## Given Grammar

Consider the following grammar:

**<A> → <B> | <C>**

**<B> → <A> <B> | a**

**<C> → a | b | c**

## Question:

Prove that the following grammar is ambiguous:

**<A> → <B> | <C>**

**<B> → <A> <B> | a**

**<C> → a | b | c**

Is the given grammar ambiguous?

a) Yes, it's ambiguous

b) No, it's unambiguous

c) Ambiguity depends on context

d) Not enough information to determine ambiguity

### Final answer:

Without the actual grammar rules, it is impossible to determine whether the grammar is ambiguous. Ambiguity in grammar means that a string can have more than one distinct parse tree, but this evaluation cannot be done without specific information. Therefore, the correct answer is a).

### Explanation:

The student's question asks to prove whether a given grammar is ambiguous. To prove a grammar is ambiguous, one must demonstrate that there exists at least one string which can be derived in two different ways, leading to two distinct parse trees. Unfortunately, the grammar itself has not been provided in the question, and thus we do not have enough information to determine its ambiguity.

Ambiguity in grammar implies that a certain string can be parsed in more than one way. If the grammar provided produces multiple distinct parse trees for the same string, then the answer would be (a) Yes, it's ambiguous. If the grammar generates a unique parse tree for every valid string, then it would be unambiguous. However, without seeing the actual grammar rules, it is not possible to analyze and make a determination on the ambiguity of the grammar.

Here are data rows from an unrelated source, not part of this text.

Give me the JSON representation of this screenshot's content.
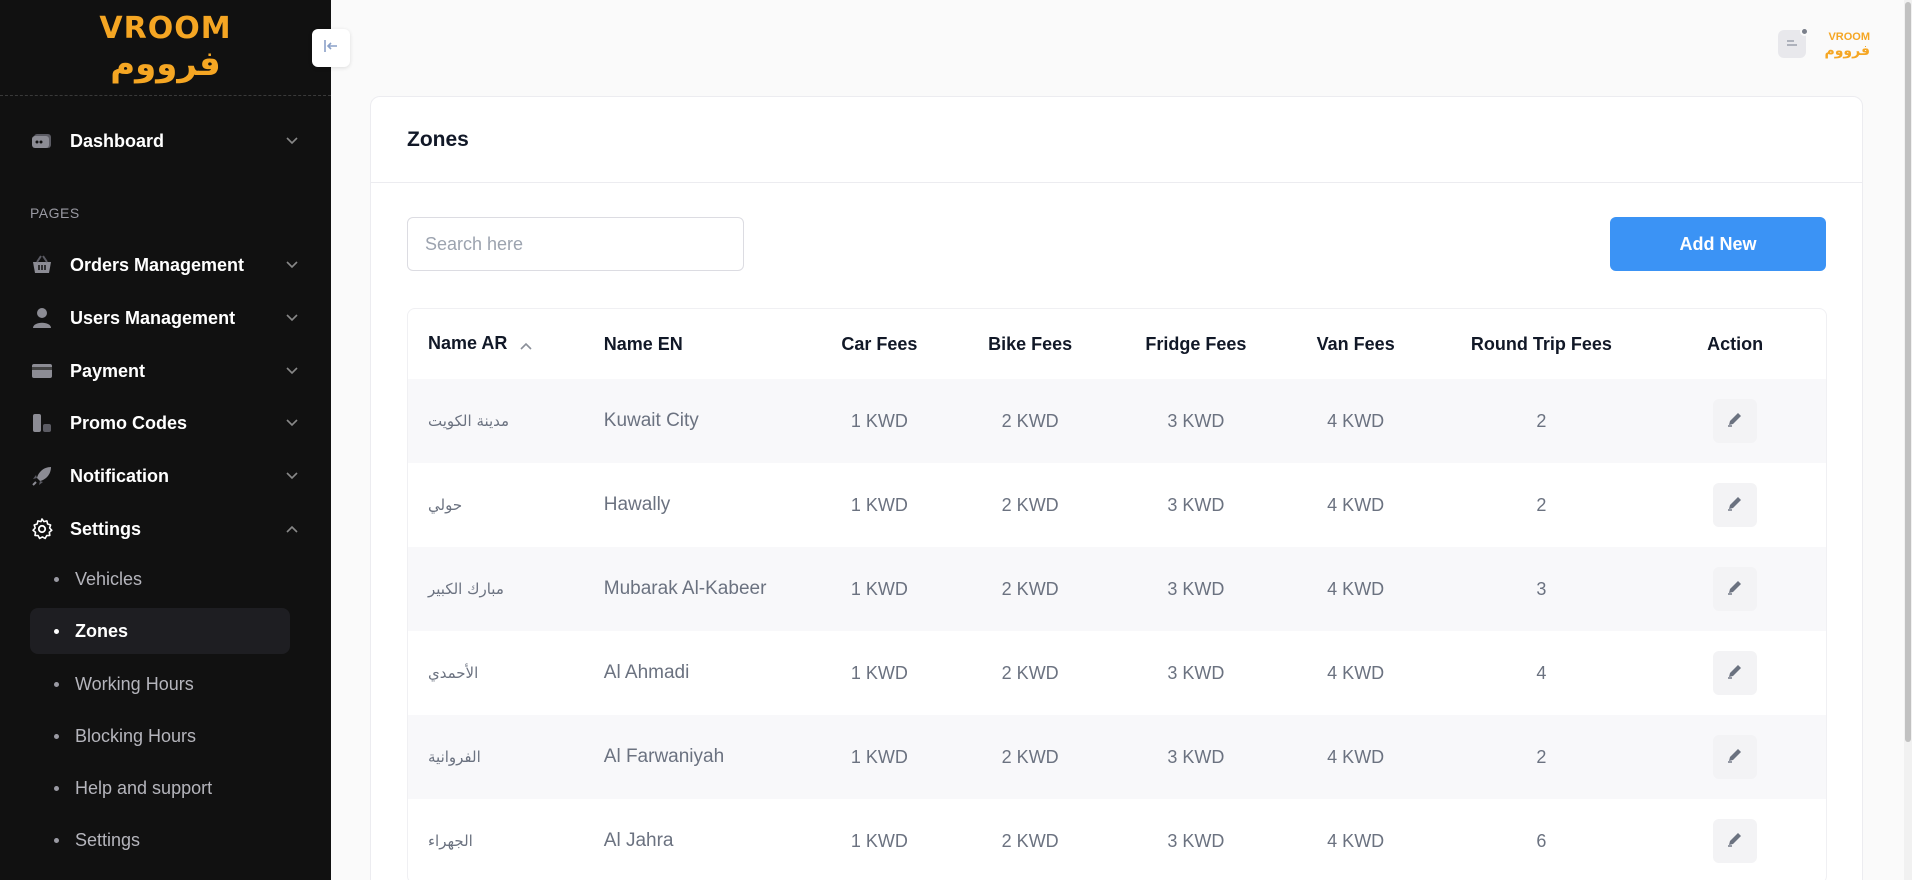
{
  "brand": {
    "logo_en": "VROOM",
    "logo_ar": "فرووم",
    "accent_color": "#f5a623"
  },
  "sidebar": {
    "dashboard_label": "Dashboard",
    "section_title": "PAGES",
    "items": [
      {
        "label": "Orders Management",
        "icon": "basket-icon"
      },
      {
        "label": "Users Management",
        "icon": "user-icon"
      },
      {
        "label": "Payment",
        "icon": "credit-card-icon"
      },
      {
        "label": "Promo Codes",
        "icon": "promo-icon"
      },
      {
        "label": "Notification",
        "icon": "rocket-icon"
      },
      {
        "label": "Settings",
        "icon": "gear-icon"
      }
    ],
    "settings_sub": [
      {
        "label": "Vehicles"
      },
      {
        "label": "Zones"
      },
      {
        "label": "Working Hours"
      },
      {
        "label": "Blocking Hours"
      },
      {
        "label": "Help and support"
      },
      {
        "label": "Settings"
      }
    ]
  },
  "card": {
    "title": "Zones",
    "search_placeholder": "Search here",
    "add_button": "Add New",
    "add_button_color": "#3b93f5"
  },
  "table": {
    "headers": {
      "name_ar": "Name AR",
      "name_en": "Name EN",
      "car_fees": "Car Fees",
      "bike_fees": "Bike Fees",
      "fridge_fees": "Fridge Fees",
      "van_fees": "Van Fees",
      "round_trip_fees": "Round Trip Fees",
      "action": "Action"
    },
    "rows": [
      {
        "name_ar": "مدينة الكويت",
        "name_en": "Kuwait City",
        "car": "1 KWD",
        "bike": "2 KWD",
        "fridge": "3 KWD",
        "van": "4 KWD",
        "round_trip": "2"
      },
      {
        "name_ar": "حولي",
        "name_en": "Hawally",
        "car": "1 KWD",
        "bike": "2 KWD",
        "fridge": "3 KWD",
        "van": "4 KWD",
        "round_trip": "2"
      },
      {
        "name_ar": "مبارك الكبير",
        "name_en": "Mubarak Al-Kabeer",
        "car": "1 KWD",
        "bike": "2 KWD",
        "fridge": "3 KWD",
        "van": "4 KWD",
        "round_trip": "3"
      },
      {
        "name_ar": "الأحمدي",
        "name_en": "Al Ahmadi",
        "car": "1 KWD",
        "bike": "2 KWD",
        "fridge": "3 KWD",
        "van": "4 KWD",
        "round_trip": "4"
      },
      {
        "name_ar": "الفروانية",
        "name_en": "Al Farwaniyah",
        "car": "1 KWD",
        "bike": "2 KWD",
        "fridge": "3 KWD",
        "van": "4 KWD",
        "round_trip": "2"
      },
      {
        "name_ar": "الجهراء",
        "name_en": "Al Jahra",
        "car": "1 KWD",
        "bike": "2 KWD",
        "fridge": "3 KWD",
        "van": "4 KWD",
        "round_trip": "6"
      }
    ]
  }
}
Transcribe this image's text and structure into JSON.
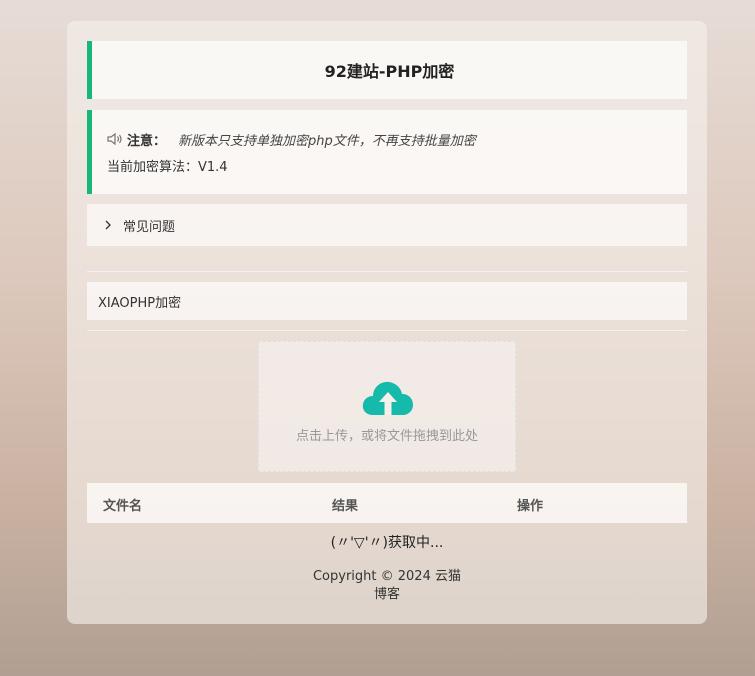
{
  "title": "92建站-PHP加密",
  "notice": {
    "label": "注意：",
    "text": "新版本只支持单独加密php文件，不再支持批量加密",
    "algorithm": "当前加密算法：V1.4"
  },
  "faq": {
    "label": "常见问题"
  },
  "encrypt_option": "XIAOPHP加密",
  "upload": {
    "hint": "点击上传，或将文件拖拽到此处",
    "icon": "cloud-upload-icon",
    "icon_color": "#16baaa"
  },
  "table": {
    "headers": [
      "文件名",
      "结果",
      "操作"
    ]
  },
  "loading_text": "(〃'▽'〃)获取中...",
  "footer": {
    "copyright": "Copyright © 2024 云猫",
    "copyright_line2": "博客"
  },
  "colors": {
    "accent": "#16b777"
  }
}
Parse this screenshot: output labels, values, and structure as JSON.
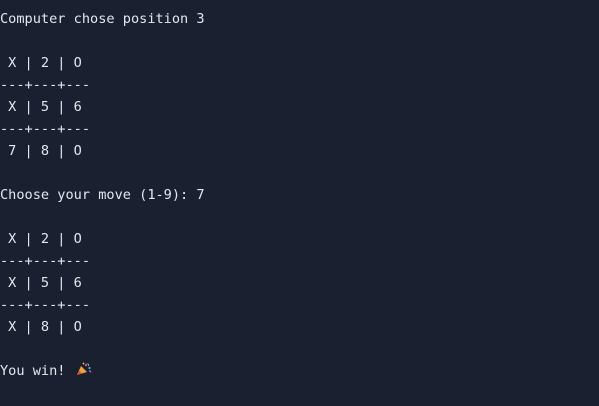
{
  "terminal": {
    "lines": [
      "Computer chose position 3",
      "",
      " X | 2 | O",
      "---+---+---",
      " X | 5 | 6",
      "---+---+---",
      " 7 | 8 | O",
      "",
      "Choose your move (1-9): 7",
      "",
      " X | 2 | O",
      "---+---+---",
      " X | 5 | 6",
      "---+---+---",
      " X | 8 | O",
      "",
      "You win! "
    ],
    "win_icon": "party-popper-icon"
  }
}
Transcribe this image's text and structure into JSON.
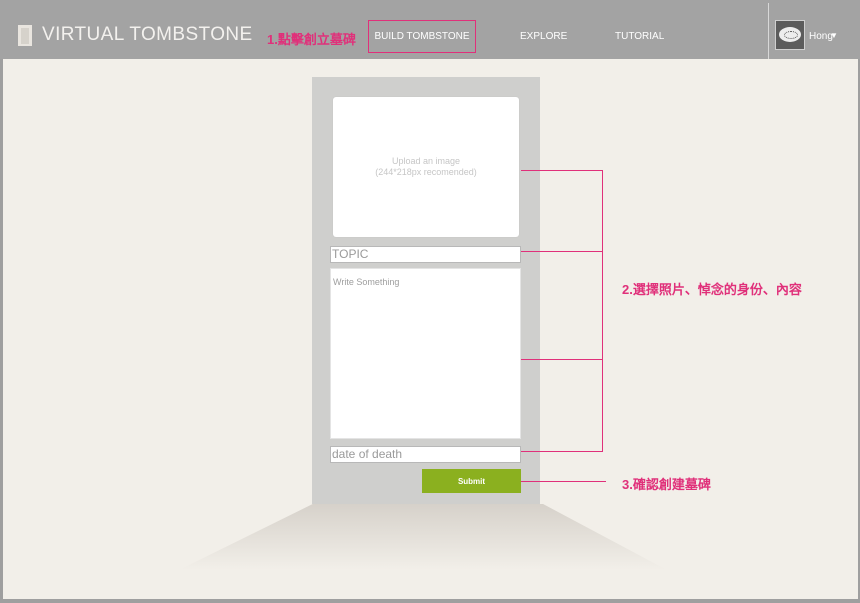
{
  "header": {
    "brand": "VIRTUAL TOMBSTONE",
    "nav": {
      "build": "BUILD TOMBSTONE",
      "explore": "EXPLORE",
      "tutorial": "TUTORIAL"
    },
    "user": {
      "name": "Hong",
      "caret": "▼"
    }
  },
  "form": {
    "upload_line1": "Upload an image",
    "upload_line2": "(244*218px recomended)",
    "topic_placeholder": "TOPIC",
    "write_placeholder": "Write Something",
    "date_placeholder": "date of death",
    "submit_label": "Submit"
  },
  "annotations": {
    "step1": "1.點擊創立墓碑",
    "step2": "2.選擇照片、悼念的身份、內容",
    "step3": "3.確認創建墓碑"
  },
  "colors": {
    "annotation": "#e0307a",
    "submit": "#8bb01f"
  },
  "icons": {
    "brand": "tombstone-icon",
    "caret": "chevron-down-icon"
  }
}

The grammar in question is ambiguous. The rule <A> → <B> | <C> allows for multiple interpretations. For example, if we have the input 'abc', we can derive 'a' followed by 'bc' or 'ab' followed by 'c'. Both derivations are valid, proving the ambiguity of the grammar. Therefore, the correct answer is a) Yes, it's ambiguous.